[ #3DCoat #zbrush #sculpt #Software #retopology #news ] Metin Seven a 3D designer, illustrator and animator has done a comparative st...
>> See Also: 3D-Coat V4.8I love the technique of freeform digital sculpting, as an alternative to polygon subdivision modeling. The workflow of digital sculpting feels very much like traditional sculpting, adding daubs of digital clay and dynamically shaping them into a sculpture, while polygon subdivision modeling requires careful construction and adjustment of a quadrangular polygon cage in order to successfully subdivide it to a smooth result. This quad-polygon structuring and restructuring can be time-consuming and sometimes frustrating, and often takes away the spontaneous part of 3D model creation.
A downside of freeform digital sculpting is that it usually results in a messy polygon structure, making the 3D model unsuitable for deformation, such as for posing or animating a character.
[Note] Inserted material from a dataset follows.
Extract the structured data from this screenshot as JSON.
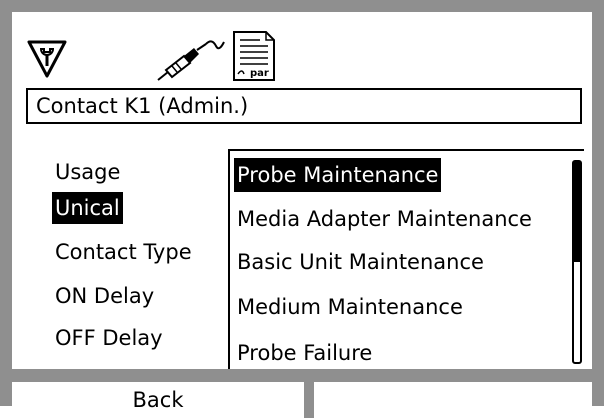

But even if no posing or animation is required, the semi-random polygon structure often causes visible surface irregularities, especially if you sculpt with triangular polygons, like when using Blender 3D's Dyntopo sculpting. Dyntopo is short for dynamic topology, and I love to use it for conceptual sculpting, as polygons are generated in realtime while you sculpt, enabling you to freely focus on shaping your model without having to worry about its polygon structure.
A smooth 3D surface impression can be achieved by either a smoothly flowing quadrangular polygon structure or a high polygon count (or both). A smooth polygon flow is usually realized by constructing rows and columns (rings and loops) of quadrangular polygons that fluidly follow the flow of the 3D shapes (convex and concave areas, creases and other surface features).
For the best of both worlds, many 3D modelers manually retopologize their models when the freeform sculpting is finished, restructuring the surface to a smooth quad-polygon result. But manual retopology still requires careful planning and patience as you place the quads across your sculpted surface. It can be a tedious, time-consuming and sometimes puzzling process.
At the time I write this, the most popular 3D sculpting tools are Blender 3D, Pilgway's 3D-Coat, and Pixologic's ZBrush. To ease the process of retopology, 3D-Coat and ZBrush offer a way to automatically generate a nicely flowing all-quad surface for your sculpture. 3D-Coat's auto-retopology tool is called Autopo, and ZBrush features ZRemesher.
There is another automatic retopology tool. It's called Instant Meshes, and deserves an honourable mention. Instant Meshes is fast and free, but did not make it into this test, because it generates too many triangular dead-ends amidst the resulting quad-polygons, resulting in visible artifacts after subdivision. The Instant Meshes quad-retopology algorithm or a variation is used by The Foundry's Modo.
Blender 3D does not yet include an automatic quad-retopology function, only a generic, voxel-based quad-poly projection method in the shape of the Remesh modifier, which doesn't orient the polygon flow to the surface features.
3D-Coat Autopo versus ZBrush ZRemesher
After speed-sculpting the above-pictured happy dog I decided to do a little test to get an impression which auto-retopology tool yields the most satisfactory result, 3D-Coat's Autopo or ZBrush's ZRemesher.
I used 3D-Coat version 4.8, and ZBrush 4R8. Symmetry was activated in both tools, and no changes were made to the default settings, with two exceptions:
1 — ZRemesher's Adaptive option was deactivated, to force the resulting polygon amount more to the Target Polygons Count value.
2 — Autopo's Required Polygon Count was doubled from 5000 to 10000, because that made the resulting polygon amount comparable to a ZRemesher Target Polygon Count value of 5, which should equal 5000 polygons, but the resulting amount of polygons still deviated somewhat from that number.
The Autopo algorithm and ZRemesher's algorithms take a similar amount of calculation time, depending on your computing capacity and the model's complexity. Usually the calculation takes less than 30 seconds for a model of average complexity, up to a few minutes for a more complex model...
Click here to access the remaining part of the study, and most importantly, his final notes and advice.
More about 3D Coat [post_ads_2]